Doubtless Salmond draws much strength from recent polling figures suggesting that support for Scottish independence is highest amongst the young. The teenage and student voters of Scotland are Salmond’s vanguard, his ‘inspired’ force for change. One reason for this is because Britishness has none of the immediacy, hopefulness and potential of the ‘auld sang’ sung anew. But might there be another reason? Might British nationhood, once so broad-shouldered and self confident on both sides of the Tweed, be too vague and hazy to carry any appeal amongst the young? Next to tartan, whiskey and the pipes, what does Britishness as a concept truly have to offer? The pillars upon which it once stood have crumbled. That shared sense of protestant destiny, which perhaps always burnt a little brighter on the more Calvinist side of the Tweed, has withered away. So too the business of empire, which once made the fortunes of Scots and Englishmen alike, has now passed from reality into memory. There is no ‘other’ across the seas for us to fear, no common enemy to unite us. (An expanding EU will never equal the bogeyman of martial France or imperial Spain.) All we have left is the past. And the past troubles us.

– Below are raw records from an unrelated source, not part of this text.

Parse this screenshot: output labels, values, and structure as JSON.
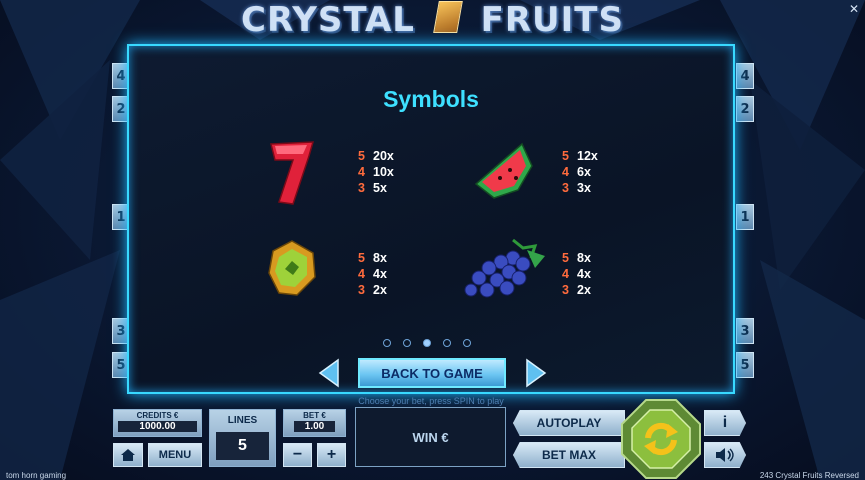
{
  "game": {
    "title_left": "CRYSTAL",
    "title_right": "FRUITS",
    "close_glyph": "✕",
    "side_numbers_left": [
      "4",
      "2",
      "1",
      "3",
      "5"
    ],
    "side_numbers_right": [
      "4",
      "2",
      "1",
      "3",
      "5"
    ]
  },
  "panel": {
    "heading": "Symbols",
    "symbols": [
      {
        "name": "seven",
        "pays": [
          {
            "count": "5",
            "mult": "20x"
          },
          {
            "count": "4",
            "mult": "10x"
          },
          {
            "count": "3",
            "mult": "5x"
          }
        ]
      },
      {
        "name": "watermelon",
        "pays": [
          {
            "count": "5",
            "mult": "12x"
          },
          {
            "count": "4",
            "mult": "6x"
          },
          {
            "count": "3",
            "mult": "3x"
          }
        ]
      },
      {
        "name": "kiwi",
        "pays": [
          {
            "count": "5",
            "mult": "8x"
          },
          {
            "count": "4",
            "mult": "4x"
          },
          {
            "count": "3",
            "mult": "2x"
          }
        ]
      },
      {
        "name": "grapes",
        "pays": [
          {
            "count": "5",
            "mult": "8x"
          },
          {
            "count": "4",
            "mult": "4x"
          },
          {
            "count": "3",
            "mult": "2x"
          }
        ]
      }
    ],
    "page_count": 5,
    "active_page": 3,
    "back_label": "BACK TO GAME"
  },
  "controls": {
    "hint": "Choose your bet, press SPIN to play",
    "credits_label": "CREDITS €",
    "credits_value": "1000.00",
    "lines_label": "LINES",
    "lines_value": "5",
    "bet_label": "BET €",
    "bet_value": "1.00",
    "menu_label": "MENU",
    "minus_label": "−",
    "plus_label": "+",
    "win_label": "WIN €",
    "autoplay_label": "AUTOPLAY",
    "betmax_label": "BET MAX",
    "info_label": "i"
  },
  "footer": {
    "left": "tom horn gaming",
    "right": "243 Crystal Fruits Reversed"
  },
  "colors": {
    "accent": "#38d9ff",
    "pay_count": "#ff6b3d"
  }
}
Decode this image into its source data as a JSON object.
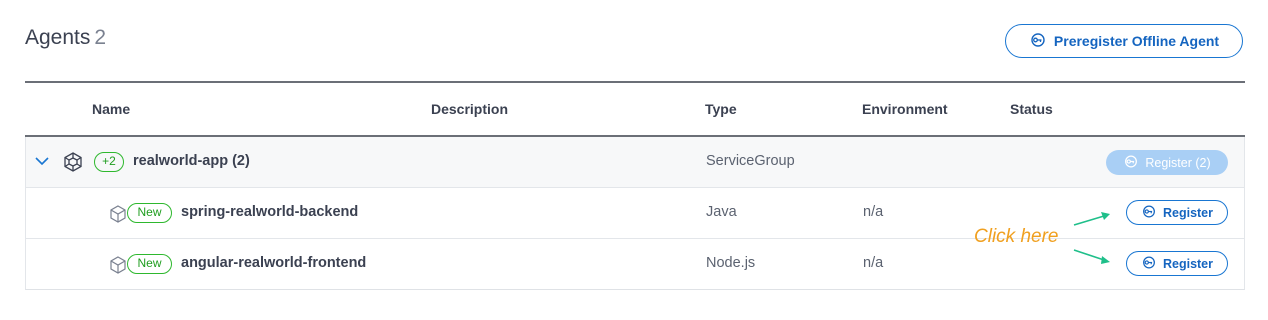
{
  "header": {
    "title": "Agents",
    "count": "2",
    "preregister_label": "Preregister Offline Agent"
  },
  "table": {
    "columns": {
      "name": "Name",
      "description": "Description",
      "type": "Type",
      "environment": "Environment",
      "status": "Status"
    },
    "group": {
      "badge": "+2",
      "name": "realworld-app (2)",
      "type": "ServiceGroup",
      "register_label": "Register (2)"
    },
    "rows": [
      {
        "badge": "New",
        "name": "spring-realworld-backend",
        "type": "Java",
        "environment": "n/a",
        "register_label": "Register"
      },
      {
        "badge": "New",
        "name": "angular-realworld-frontend",
        "type": "Node.js",
        "environment": "n/a",
        "register_label": "Register"
      }
    ]
  },
  "annotation": {
    "text": "Click here",
    "color": "#f0a020",
    "arrow_color": "#1fbf8a"
  },
  "colors": {
    "accent": "#1976d2",
    "new_badge": "#2eb82e",
    "disabled_button": "#a9cff5"
  }
}
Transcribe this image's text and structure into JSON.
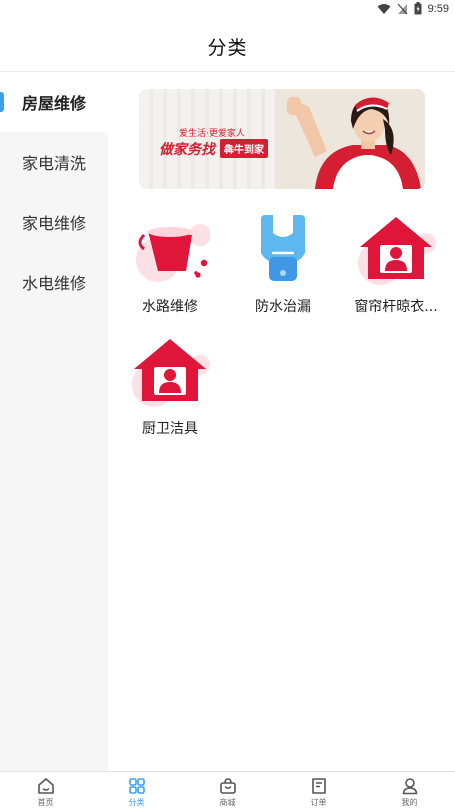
{
  "status_bar": {
    "time": "9:59"
  },
  "header": {
    "title": "分类"
  },
  "sidebar": {
    "items": [
      {
        "label": "房屋维修",
        "active": true
      },
      {
        "label": "家电清洗",
        "active": false
      },
      {
        "label": "家电维修",
        "active": false
      },
      {
        "label": "水电维修",
        "active": false
      }
    ]
  },
  "banner": {
    "slogan_small": "爱生活·更爱家人",
    "slogan_big": "做家务找",
    "brand": "犇牛到家"
  },
  "services": [
    {
      "label": "水路维修",
      "icon": "water-bucket-icon"
    },
    {
      "label": "防水治漏",
      "icon": "wrench-icon"
    },
    {
      "label": "窗帘杆晾衣...",
      "icon": "house-person-icon"
    },
    {
      "label": "厨卫洁具",
      "icon": "house-person-icon"
    }
  ],
  "tabbar": {
    "items": [
      {
        "label": "首页",
        "icon": "home-icon"
      },
      {
        "label": "分类",
        "icon": "category-grid-icon",
        "active": true
      },
      {
        "label": "商城",
        "icon": "shopping-bag-icon"
      },
      {
        "label": "订单",
        "icon": "order-icon"
      },
      {
        "label": "我的",
        "icon": "profile-icon"
      }
    ]
  },
  "colors": {
    "accent": "#3aa0ee",
    "brand_red": "#d61e32",
    "pink_blob": "#fbe0e6",
    "sidebar_bg": "#f6f6f6"
  }
}
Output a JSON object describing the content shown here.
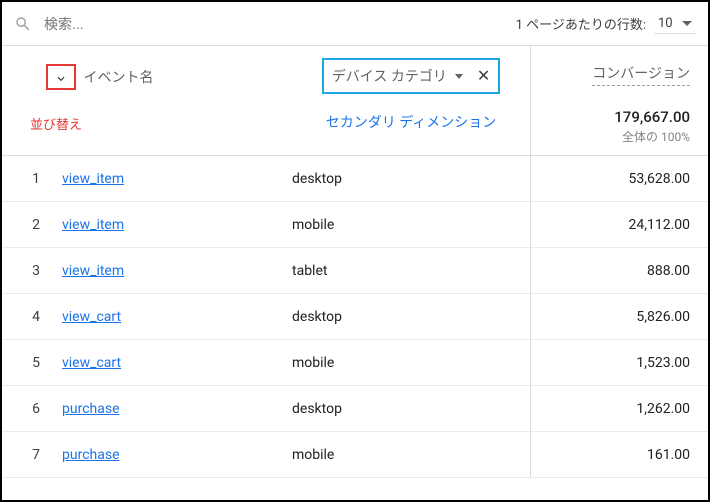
{
  "search": {
    "placeholder": "検索..."
  },
  "pagination": {
    "label": "1 ページあたりの行数:",
    "value": "10"
  },
  "headers": {
    "event": "イベント名",
    "sort_annotation": "並び替え",
    "device": "デバイス カテゴリ",
    "secondary_dim": "セカンダリ ディメンション",
    "conversion": "コンバージョン"
  },
  "totals": {
    "value": "179,667.00",
    "pct": "全体の 100%"
  },
  "rows": [
    {
      "idx": "1",
      "event": "view_item",
      "device": "desktop",
      "conv": "53,628.00"
    },
    {
      "idx": "2",
      "event": "view_item",
      "device": "mobile",
      "conv": "24,112.00"
    },
    {
      "idx": "3",
      "event": "view_item",
      "device": "tablet",
      "conv": "888.00"
    },
    {
      "idx": "4",
      "event": "view_cart",
      "device": "desktop",
      "conv": "5,826.00"
    },
    {
      "idx": "5",
      "event": "view_cart",
      "device": "mobile",
      "conv": "1,523.00"
    },
    {
      "idx": "6",
      "event": "purchase",
      "device": "desktop",
      "conv": "1,262.00"
    },
    {
      "idx": "7",
      "event": "purchase",
      "device": "mobile",
      "conv": "161.00"
    }
  ]
}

What shared enterprises and experiences now bind England and Scotland together? Must Britishness e come to rest the ancient and granite institution of monarchy? What about the NHS? Grand as Britain’s ‘new national religion’ may be, is it not too exposed to the harsh spotlight of everyday experience to compete with, say, the misty-eyed visions of Robert Burns’ land of ‘straths and green valleys’? Such points may seem trivial, but make no mistake: these are the nearest things we have to rallying points. Alex Salmond has taken them out of the independence equation for reasons other than practically and cost.

By tomorrow we will know one way or another. Britishness in its most resonant form will either be consigned to the history books, (perhaps limping on in the hearts and minds of Orangemen and a few Englishmen desperate to cling on to the past), or else it will live to fight another day. If it lives on then we will get ‘Devo-Max’ and Scotland will become an independent nation in all but legal status and in matters of defence. Independence will go back into its box for another generation. When it comes out again – and it will – Salmond’s young vanguard will be running the country. Will time have been enough to convince them that a British tune is better than the ‘sangs of auld?’ Time will tell. But it’s hard to shake the feeling that, win or loose, we will all be crying the Union is dead; long live the Union.